05 February 2013

The Monsters Came to Poydras Street: Super Bowl Blackout Failure or Future?

In "The Monsters Are Due on Maple Street,"1960 Twilight Zone episode starring Claude Akin and Jack Weston, the residents of a typical suburban neighborhood lose their cool after a power failure is linked to a science fiction story about aliens posing as humans prior to a full-scale invasion.
United Planets Cruiser C-57D or Superdome?

The residents of the neighborhood are shown all chummy and cooperative and, well, neighborly, until something in the sky causes the lights to go out. Cars won't start and even the portable radios are silent. 

Someone first blames it on a meteor, but then one young boy offers an alternative suggestion. He recalls a science fiction story about a family of aliens sent to infiltrate a neighborhood much like theirs to prepare the way for a take over. The family looks just like a "typical human family: father, mother, and two kids," says the boy. 

Suspicion rules and paranoia escalates as neighbor turns on neighbor. A witch hunt ensues as first one and then another is accused of being the alien and on very little evidence. 

Someone gets killed, there's a riot, and mass hysteria breaks out. (I won't tell you how it ends; you should watch it on Netflix.) Suffice it to say, Maple Street is never the same.

Watching the episode last night, I couldn't help drawing parallels with the blackout during Sunday night's Super Bowl. 

The initially confused and perplexed faces of the players as they looked up to the ceiling of the Superdome in New Orleans as the lights started to go out giving way to anger expressed by the coaches as officials tried to explain the situation. 

Superdome or Alien Space Ship?
And then the blame game as Entergy tried to excuse itself, Peabody pinned it on reduced coal use, and stadium officials couldn't really shed any light on the situation.

I wondered what might happen if these types of events become a regular thing -- or when big weather events like Superstorm Sandy increasingly wreak havoc on our communities? 

How fragile are the bonds in neighborhoods in 2012 compared to 1960? (Admittedly, they were still in the midst of the Cold War and the McCarthy "red scare," but how will our modern, disconnected communities fare in the face of such crises?) 

As our electricity grid gets increasingly fragile and we grow more dependent upon our electronic devices, will we be able to keep our cool unlike the residents of Maple Street? 
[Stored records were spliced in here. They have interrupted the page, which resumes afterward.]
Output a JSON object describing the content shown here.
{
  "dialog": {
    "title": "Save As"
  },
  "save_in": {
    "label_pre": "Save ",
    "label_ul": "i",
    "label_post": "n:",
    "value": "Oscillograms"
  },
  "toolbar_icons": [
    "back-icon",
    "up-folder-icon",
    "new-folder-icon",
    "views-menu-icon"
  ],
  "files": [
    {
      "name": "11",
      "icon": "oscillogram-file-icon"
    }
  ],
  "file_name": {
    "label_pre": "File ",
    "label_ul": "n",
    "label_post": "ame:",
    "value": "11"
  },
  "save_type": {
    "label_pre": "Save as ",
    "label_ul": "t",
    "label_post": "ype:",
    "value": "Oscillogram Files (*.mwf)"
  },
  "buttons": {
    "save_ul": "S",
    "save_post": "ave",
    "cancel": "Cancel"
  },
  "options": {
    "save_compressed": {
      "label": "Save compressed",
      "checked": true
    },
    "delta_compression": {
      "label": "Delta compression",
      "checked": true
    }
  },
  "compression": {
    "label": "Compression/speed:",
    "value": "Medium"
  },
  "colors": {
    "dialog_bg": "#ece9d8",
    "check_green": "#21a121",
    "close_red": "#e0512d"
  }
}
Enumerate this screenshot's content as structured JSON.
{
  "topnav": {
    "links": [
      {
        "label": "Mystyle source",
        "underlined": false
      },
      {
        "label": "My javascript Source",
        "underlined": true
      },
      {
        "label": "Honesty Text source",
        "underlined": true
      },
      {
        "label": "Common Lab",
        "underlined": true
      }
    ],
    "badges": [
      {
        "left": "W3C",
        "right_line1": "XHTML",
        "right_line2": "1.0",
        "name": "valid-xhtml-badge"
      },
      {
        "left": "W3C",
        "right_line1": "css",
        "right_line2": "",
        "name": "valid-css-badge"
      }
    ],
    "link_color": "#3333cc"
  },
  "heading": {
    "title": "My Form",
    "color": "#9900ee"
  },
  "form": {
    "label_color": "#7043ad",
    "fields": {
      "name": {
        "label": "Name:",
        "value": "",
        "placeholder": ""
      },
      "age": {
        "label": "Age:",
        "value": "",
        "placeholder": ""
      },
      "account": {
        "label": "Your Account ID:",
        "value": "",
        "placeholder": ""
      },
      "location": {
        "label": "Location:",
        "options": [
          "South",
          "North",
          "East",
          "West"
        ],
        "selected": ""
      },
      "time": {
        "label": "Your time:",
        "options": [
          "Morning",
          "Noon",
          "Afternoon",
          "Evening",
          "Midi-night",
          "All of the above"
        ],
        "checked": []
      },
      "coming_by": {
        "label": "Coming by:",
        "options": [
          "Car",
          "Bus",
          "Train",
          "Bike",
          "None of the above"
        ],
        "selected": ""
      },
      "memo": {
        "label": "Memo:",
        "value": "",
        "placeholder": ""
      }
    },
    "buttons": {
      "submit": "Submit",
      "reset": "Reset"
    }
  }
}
Unless we make the necessary investments in our energy infrastructure to ensure that these types of events don't occur, we risk finding out the answer to that question. And we may not like the answer.